What is expected: What lines in the records below hold the string "data"? Please show them.

^^^^^^^^

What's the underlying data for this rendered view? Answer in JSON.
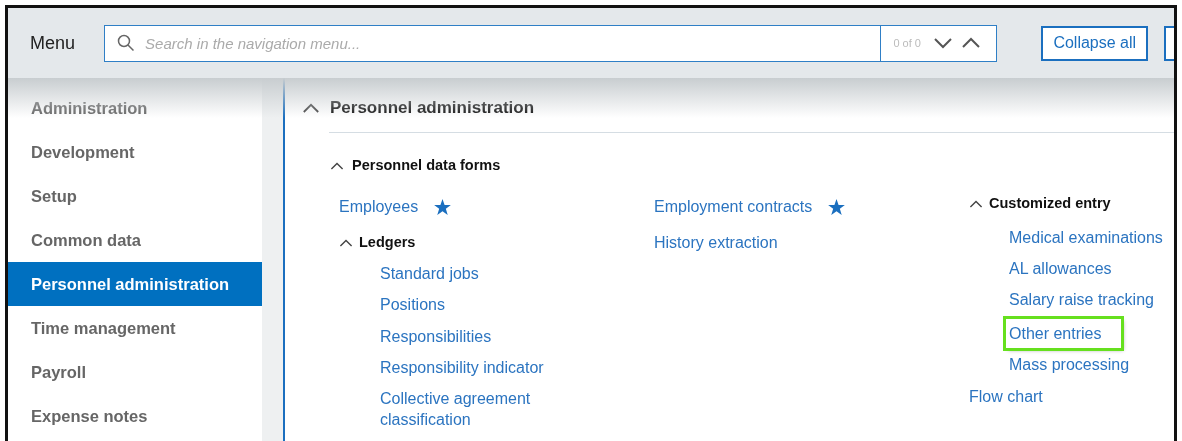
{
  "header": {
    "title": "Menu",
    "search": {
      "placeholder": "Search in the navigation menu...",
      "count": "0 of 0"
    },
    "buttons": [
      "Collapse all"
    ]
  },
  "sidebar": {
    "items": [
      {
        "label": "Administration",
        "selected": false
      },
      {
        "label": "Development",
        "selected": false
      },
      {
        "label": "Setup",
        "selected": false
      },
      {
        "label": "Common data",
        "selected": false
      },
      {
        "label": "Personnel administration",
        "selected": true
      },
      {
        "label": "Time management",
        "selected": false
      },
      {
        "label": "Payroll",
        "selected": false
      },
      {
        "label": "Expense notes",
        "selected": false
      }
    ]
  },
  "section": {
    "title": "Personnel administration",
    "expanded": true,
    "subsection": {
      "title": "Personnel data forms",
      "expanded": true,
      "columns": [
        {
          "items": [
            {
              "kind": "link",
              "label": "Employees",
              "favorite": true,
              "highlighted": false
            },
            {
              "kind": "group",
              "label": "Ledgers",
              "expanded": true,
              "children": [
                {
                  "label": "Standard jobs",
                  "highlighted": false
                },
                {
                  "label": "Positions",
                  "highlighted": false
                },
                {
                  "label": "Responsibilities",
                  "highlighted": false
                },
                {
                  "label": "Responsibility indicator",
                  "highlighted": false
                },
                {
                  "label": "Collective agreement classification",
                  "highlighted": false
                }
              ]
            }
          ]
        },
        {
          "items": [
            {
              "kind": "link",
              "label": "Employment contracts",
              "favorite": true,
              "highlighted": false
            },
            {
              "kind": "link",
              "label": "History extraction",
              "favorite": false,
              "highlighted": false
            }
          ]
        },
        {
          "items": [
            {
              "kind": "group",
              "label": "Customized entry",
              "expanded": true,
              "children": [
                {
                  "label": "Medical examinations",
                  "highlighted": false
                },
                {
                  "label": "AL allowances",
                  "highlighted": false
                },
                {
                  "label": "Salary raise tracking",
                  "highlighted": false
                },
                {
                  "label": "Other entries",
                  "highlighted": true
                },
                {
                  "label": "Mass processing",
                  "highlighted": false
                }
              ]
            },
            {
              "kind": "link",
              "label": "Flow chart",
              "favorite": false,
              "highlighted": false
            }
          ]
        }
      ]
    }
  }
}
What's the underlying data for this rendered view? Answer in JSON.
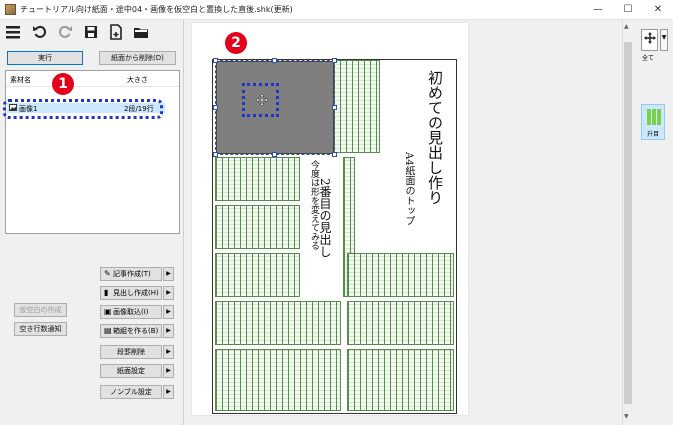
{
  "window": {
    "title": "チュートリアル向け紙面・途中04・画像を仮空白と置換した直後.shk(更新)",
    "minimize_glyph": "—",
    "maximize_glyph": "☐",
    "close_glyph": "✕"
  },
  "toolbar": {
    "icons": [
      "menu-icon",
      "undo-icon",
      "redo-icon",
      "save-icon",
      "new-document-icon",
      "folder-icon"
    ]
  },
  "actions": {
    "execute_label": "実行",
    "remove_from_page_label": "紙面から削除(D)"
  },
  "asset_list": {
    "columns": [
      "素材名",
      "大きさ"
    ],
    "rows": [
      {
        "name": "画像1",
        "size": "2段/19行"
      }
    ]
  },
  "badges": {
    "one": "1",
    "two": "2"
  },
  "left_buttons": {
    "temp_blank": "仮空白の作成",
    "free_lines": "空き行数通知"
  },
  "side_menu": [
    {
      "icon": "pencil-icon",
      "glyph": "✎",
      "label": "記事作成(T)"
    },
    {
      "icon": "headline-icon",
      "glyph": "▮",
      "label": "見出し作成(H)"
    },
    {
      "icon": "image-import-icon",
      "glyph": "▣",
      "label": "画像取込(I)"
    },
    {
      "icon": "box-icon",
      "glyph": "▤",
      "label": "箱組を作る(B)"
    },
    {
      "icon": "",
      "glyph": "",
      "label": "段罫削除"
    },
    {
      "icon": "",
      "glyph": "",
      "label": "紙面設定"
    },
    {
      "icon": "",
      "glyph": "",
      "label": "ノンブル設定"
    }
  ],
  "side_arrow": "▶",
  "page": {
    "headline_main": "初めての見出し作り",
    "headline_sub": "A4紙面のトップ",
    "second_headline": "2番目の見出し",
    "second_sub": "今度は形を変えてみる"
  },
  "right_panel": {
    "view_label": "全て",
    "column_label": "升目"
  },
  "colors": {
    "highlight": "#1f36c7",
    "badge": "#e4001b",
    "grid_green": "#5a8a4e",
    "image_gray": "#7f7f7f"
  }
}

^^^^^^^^

Result of this exercise:
What's the underlying data for this rendered view? Answer in JSON.
        "label": "Common data",
      "title": "Personnel data forms",
What's the underlying data for this rendered view? Answer in JSON.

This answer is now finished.